Last year in June, the Unicode Consortium introduced 72 new emoji with the Unicode 9.0 release, including six new scripts, 7,500 new characters, and a myriad of interesting emoji ranging from an avocado and a clown to animals like a gorilla and bat. Nearly 7 months laters, the vast majority of Android users still can’t see these new emojis (via Emojipedia). Instead, they see what’s shown below:
Google added Unicode 9 support to Android 7.0 in August, followed by genders and professions which arrived with 7.1 in October 2016. Apple on the other hand didn’t include any new emoji updates until iOS 10 in September, with the rest of the new emojis coming months later in iOS 10.2 in December 2016. And yet, only 4% of Android users can see all the new emoji, compared to 84% of iOS users. This means that 96 out of 100 Android users are not seeing the latest emojis.
Google’s own statistics on Android version share show worse results3 with under 1% using Android 7.0 Nougat. With numbers like that, it’s no wonder so many apps are providing their own custom emoji support these days.
Given the slow state of Android rollouts from major vendors, apps have taken emoji support into their own hands.
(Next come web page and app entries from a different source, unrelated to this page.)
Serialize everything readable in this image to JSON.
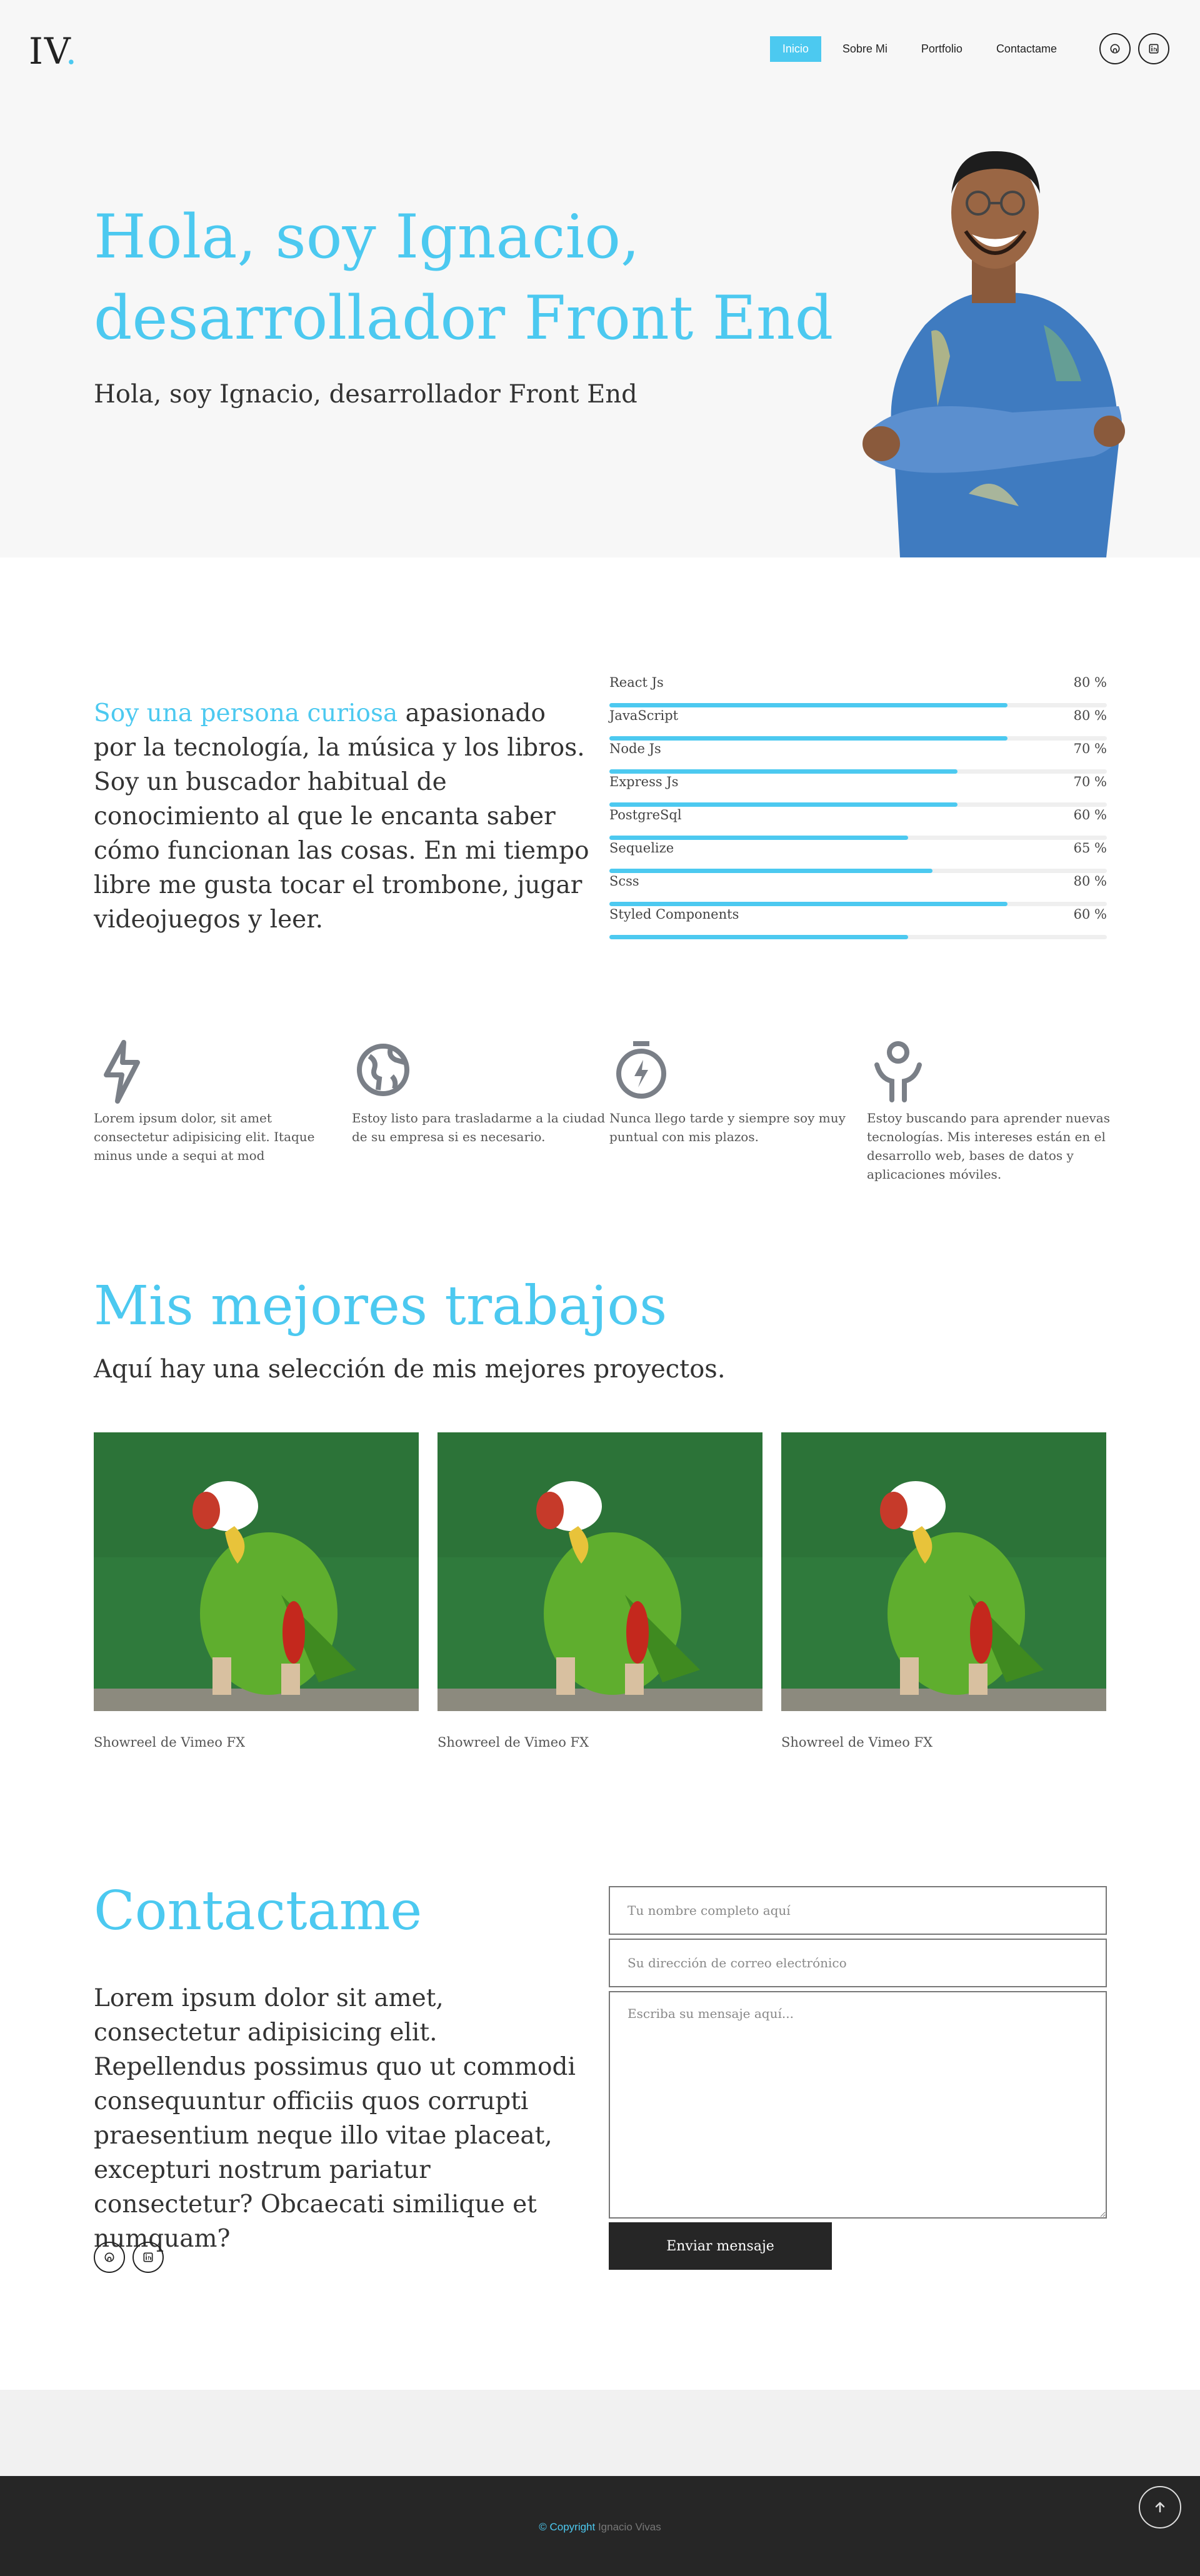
{
  "header": {
    "logo_text": "IV",
    "logo_dot": ".",
    "nav": [
      {
        "label": "Inicio",
        "active": true
      },
      {
        "label": "Sobre Mi",
        "active": false
      },
      {
        "label": "Portfolio",
        "active": false
      },
      {
        "label": "Contactame",
        "active": false
      }
    ],
    "social_icons": [
      "github-icon",
      "linkedin-icon"
    ]
  },
  "hero": {
    "title": "Hola, soy Ignacio, desarrollador Front End",
    "subtitle": "Hola, soy Ignacio, desarrollador Front End"
  },
  "about": {
    "highlight": "Soy una persona curiosa",
    "text": " apasionado por la tecnología, la música y los libros. Soy un buscador habitual de conocimiento al que le encanta saber cómo funcionan las cosas. En mi tiempo libre me gusta tocar el trombone, jugar videojuegos y leer.",
    "skills": [
      {
        "name": "React Js",
        "percent_label": "80 %",
        "level": 0.8
      },
      {
        "name": "JavaScript",
        "percent_label": "80 %",
        "level": 0.8
      },
      {
        "name": "Node Js",
        "percent_label": "70 %",
        "level": 0.7
      },
      {
        "name": "Express Js",
        "percent_label": "70 %",
        "level": 0.7
      },
      {
        "name": "PostgreSql",
        "percent_label": "60 %",
        "level": 0.6
      },
      {
        "name": "Sequelize",
        "percent_label": "65 %",
        "level": 0.65
      },
      {
        "name": "Scss",
        "percent_label": "80 %",
        "level": 0.8
      },
      {
        "name": "Styled Components",
        "percent_label": "60 %",
        "level": 0.6
      }
    ]
  },
  "features": [
    {
      "icon": "lightning-icon",
      "text": "Lorem ipsum dolor, sit amet consectetur adipisicing elit. Itaque minus unde a sequi at mod"
    },
    {
      "icon": "globe-icon",
      "text": "Estoy listo para trasladarme a la ciudad de su empresa si es necesario."
    },
    {
      "icon": "stopwatch-icon",
      "text": "Nunca llego tarde y siempre soy muy puntual con mis plazos."
    },
    {
      "icon": "person-idea-icon",
      "text": "Estoy buscando para aprender nuevas tecnologías. Mis intereses están en el desarrollo web, bases de datos y aplicaciones móviles."
    }
  ],
  "portfolio": {
    "title": "Mis mejores trabajos",
    "subtitle": "Aquí hay una selección de mis mejores proyectos.",
    "items": [
      {
        "caption": "Showreel de Vimeo FX"
      },
      {
        "caption": "Showreel de Vimeo FX"
      },
      {
        "caption": "Showreel de Vimeo FX"
      }
    ]
  },
  "contact": {
    "title": "Contactame",
    "text": "Lorem ipsum dolor sit amet, consectetur adipisicing elit. Repellendus possimus quo ut commodi consequuntur officiis quos corrupti praesentium neque illo vitae placeat, excepturi nostrum pariatur consectetur? Obcaecati similique et numquam?",
    "name_placeholder": "Tu nombre completo aquí",
    "email_placeholder": "Su dirección de correo electrónico",
    "message_placeholder": "Escriba su mensaje aquí...",
    "submit_label": "Enviar mensaje"
  },
  "footer": {
    "copyright_label": "© Copyright",
    "copyright_name": " Ignacio Vivas",
    "top_icon": "arrow-up-icon"
  },
  "colors": {
    "accent": "#4cc9f0",
    "dark": "#262626"
  }
}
While this requires more effort from app developers (native emoji support is much simpler to support), it may the best outcome for users who would otherwise be stuck not sure what people are sending.
Emojipedia concludes if a smartphone can’t see seven month old emojis, it’s pretty much crippled as a communication device.